# Source records
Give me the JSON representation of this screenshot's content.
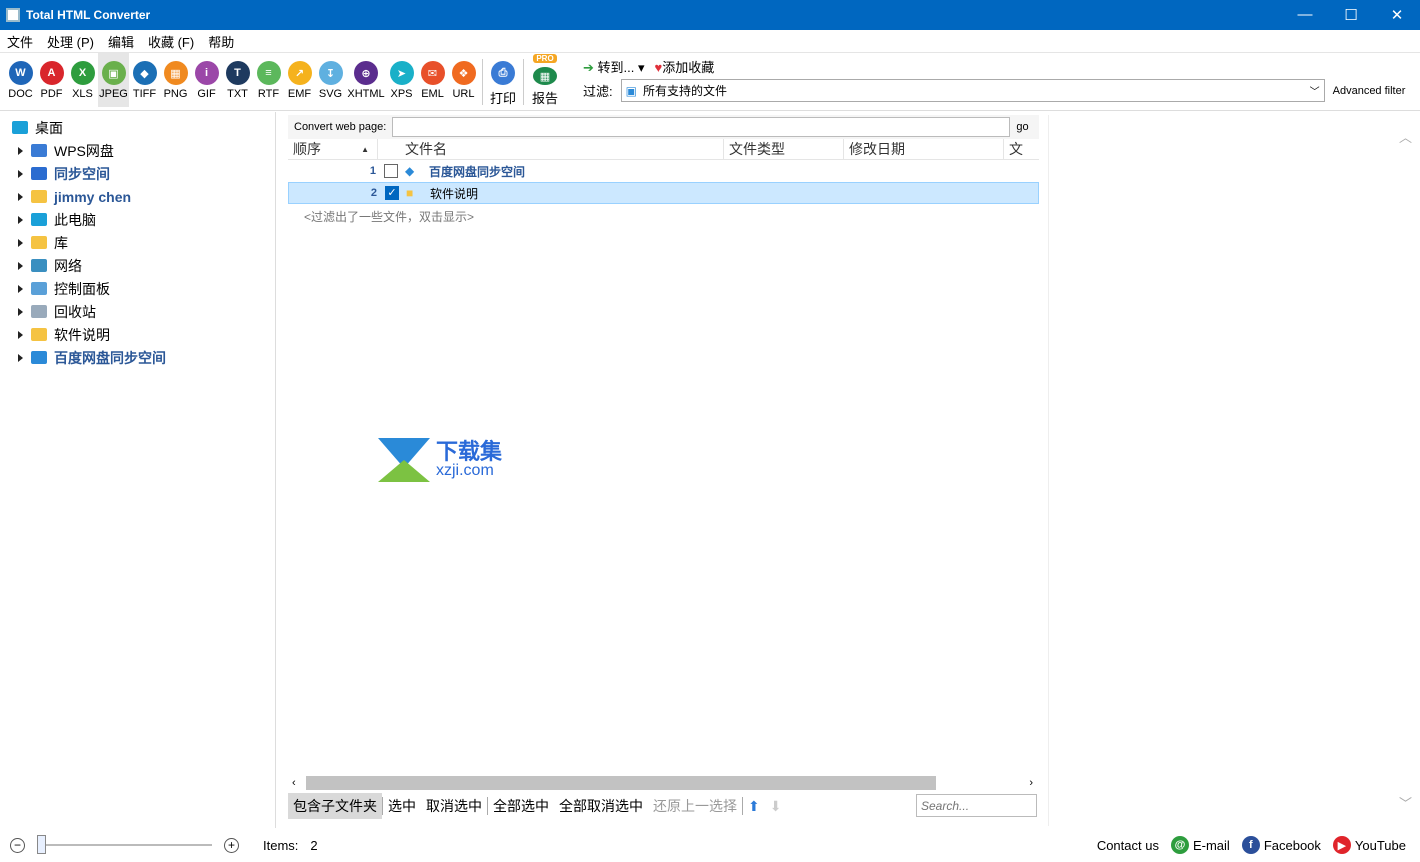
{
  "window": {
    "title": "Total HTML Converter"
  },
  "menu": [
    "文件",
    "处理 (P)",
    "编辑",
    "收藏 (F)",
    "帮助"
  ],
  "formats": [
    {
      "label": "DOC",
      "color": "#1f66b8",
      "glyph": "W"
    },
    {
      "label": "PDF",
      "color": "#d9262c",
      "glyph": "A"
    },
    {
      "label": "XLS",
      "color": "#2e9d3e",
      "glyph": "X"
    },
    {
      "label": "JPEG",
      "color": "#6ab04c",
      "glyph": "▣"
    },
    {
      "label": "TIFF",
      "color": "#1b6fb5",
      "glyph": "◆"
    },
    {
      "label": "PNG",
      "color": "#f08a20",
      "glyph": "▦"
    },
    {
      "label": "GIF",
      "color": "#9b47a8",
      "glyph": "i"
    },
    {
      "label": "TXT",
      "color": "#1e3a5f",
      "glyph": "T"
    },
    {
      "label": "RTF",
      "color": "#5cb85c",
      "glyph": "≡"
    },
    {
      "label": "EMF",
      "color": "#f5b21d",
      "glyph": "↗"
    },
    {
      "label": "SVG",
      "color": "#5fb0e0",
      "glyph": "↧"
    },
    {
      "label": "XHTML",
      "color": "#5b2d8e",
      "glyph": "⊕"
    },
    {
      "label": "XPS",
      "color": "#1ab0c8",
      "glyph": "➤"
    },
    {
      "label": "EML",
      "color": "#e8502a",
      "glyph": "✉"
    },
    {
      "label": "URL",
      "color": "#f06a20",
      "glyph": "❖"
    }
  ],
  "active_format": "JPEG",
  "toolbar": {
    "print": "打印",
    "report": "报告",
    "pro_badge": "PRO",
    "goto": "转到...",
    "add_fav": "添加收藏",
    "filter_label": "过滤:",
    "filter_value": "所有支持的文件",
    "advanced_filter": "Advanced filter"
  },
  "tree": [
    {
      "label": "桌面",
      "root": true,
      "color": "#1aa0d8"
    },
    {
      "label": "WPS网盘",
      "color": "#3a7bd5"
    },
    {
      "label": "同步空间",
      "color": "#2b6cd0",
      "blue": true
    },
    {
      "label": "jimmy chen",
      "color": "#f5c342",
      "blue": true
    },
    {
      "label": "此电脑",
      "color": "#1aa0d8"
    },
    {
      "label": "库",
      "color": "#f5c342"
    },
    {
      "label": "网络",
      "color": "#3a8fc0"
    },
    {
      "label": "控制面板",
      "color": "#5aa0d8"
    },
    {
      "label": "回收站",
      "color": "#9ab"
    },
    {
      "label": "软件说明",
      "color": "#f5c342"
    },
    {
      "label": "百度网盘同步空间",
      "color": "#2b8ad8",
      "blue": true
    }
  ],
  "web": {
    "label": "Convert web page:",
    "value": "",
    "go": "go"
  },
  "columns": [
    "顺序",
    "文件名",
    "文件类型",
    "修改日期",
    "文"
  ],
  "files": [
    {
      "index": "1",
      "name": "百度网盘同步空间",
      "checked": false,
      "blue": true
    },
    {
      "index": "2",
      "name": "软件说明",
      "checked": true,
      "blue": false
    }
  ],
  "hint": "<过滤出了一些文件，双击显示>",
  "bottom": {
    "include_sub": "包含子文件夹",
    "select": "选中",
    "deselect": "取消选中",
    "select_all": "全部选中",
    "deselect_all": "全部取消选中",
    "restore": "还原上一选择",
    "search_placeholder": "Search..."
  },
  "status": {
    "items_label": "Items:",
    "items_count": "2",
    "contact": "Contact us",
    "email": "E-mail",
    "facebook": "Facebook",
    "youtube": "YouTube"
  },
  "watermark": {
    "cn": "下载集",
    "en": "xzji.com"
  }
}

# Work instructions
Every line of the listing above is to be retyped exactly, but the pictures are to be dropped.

# Exercise output
Give me the JSON representation of this screenshot's content.
{
  "window": {
    "title": "Total HTML Converter"
  },
  "menu": [
    "文件",
    "处理 (P)",
    "编辑",
    "收藏 (F)",
    "帮助"
  ],
  "formats": [
    {
      "label": "DOC",
      "color": "#1f66b8",
      "glyph": "W"
    },
    {
      "label": "PDF",
      "color": "#d9262c",
      "glyph": "A"
    },
    {
      "label": "XLS",
      "color": "#2e9d3e",
      "glyph": "X"
    },
    {
      "label": "JPEG",
      "color": "#6ab04c",
      "glyph": "▣"
    },
    {
      "label": "TIFF",
      "color": "#1b6fb5",
      "glyph": "◆"
    },
    {
      "label": "PNG",
      "color": "#f08a20",
      "glyph": "▦"
    },
    {
      "label": "GIF",
      "color": "#9b47a8",
      "glyph": "i"
    },
    {
      "label": "TXT",
      "color": "#1e3a5f",
      "glyph": "T"
    },
    {
      "label": "RTF",
      "color": "#5cb85c",
      "glyph": "≡"
    },
    {
      "label": "EMF",
      "color": "#f5b21d",
      "glyph": "↗"
    },
    {
      "label": "SVG",
      "color": "#5fb0e0",
      "glyph": "↧"
    },
    {
      "label": "XHTML",
      "color": "#5b2d8e",
      "glyph": "⊕"
    },
    {
      "label": "XPS",
      "color": "#1ab0c8",
      "glyph": "➤"
    },
    {
      "label": "EML",
      "color": "#e8502a",
      "glyph": "✉"
    },
    {
      "label": "URL",
      "color": "#f06a20",
      "glyph": "❖"
    }
  ],
  "active_format": "JPEG",
  "toolbar": {
    "print": "打印",
    "report": "报告",
    "pro_badge": "PRO",
    "goto": "转到...",
    "add_fav": "添加收藏",
    "filter_label": "过滤:",
    "filter_value": "所有支持的文件",
    "advanced_filter": "Advanced filter"
  },
  "tree": [
    {
      "label": "桌面",
      "root": true,
      "color": "#1aa0d8"
    },
    {
      "label": "WPS网盘",
      "color": "#3a7bd5"
    },
    {
      "label": "同步空间",
      "color": "#2b6cd0",
      "blue": true
    },
    {
      "label": "jimmy chen",
      "color": "#f5c342",
      "blue": true
    },
    {
      "label": "此电脑",
      "color": "#1aa0d8"
    },
    {
      "label": "库",
      "color": "#f5c342"
    },
    {
      "label": "网络",
      "color": "#3a8fc0"
    },
    {
      "label": "控制面板",
      "color": "#5aa0d8"
    },
    {
      "label": "回收站",
      "color": "#9ab"
    },
    {
      "label": "软件说明",
      "color": "#f5c342"
    },
    {
      "label": "百度网盘同步空间",
      "color": "#2b8ad8",
      "blue": true
    }
  ],
  "web": {
    "label": "Convert web page:",
    "value": "",
    "go": "go"
  },
  "columns": [
    "顺序",
    "文件名",
    "文件类型",
    "修改日期",
    "文"
  ],
  "files": [
    {
      "index": "1",
      "name": "百度网盘同步空间",
      "checked": false,
      "blue": true
    },
    {
      "index": "2",
      "name": "软件说明",
      "checked": true,
      "blue": false
    }
  ],
  "hint": "<过滤出了一些文件，双击显示>",
  "bottom": {
    "include_sub": "包含子文件夹",
    "select": "选中",
    "deselect": "取消选中",
    "select_all": "全部选中",
    "deselect_all": "全部取消选中",
    "restore": "还原上一选择",
    "search_placeholder": "Search..."
  },
  "status": {
    "items_label": "Items:",
    "items_count": "2",
    "contact": "Contact us",
    "email": "E-mail",
    "facebook": "Facebook",
    "youtube": "YouTube"
  },
  "watermark": {
    "cn": "下载集",
    "en": "xzji.com"
  }
}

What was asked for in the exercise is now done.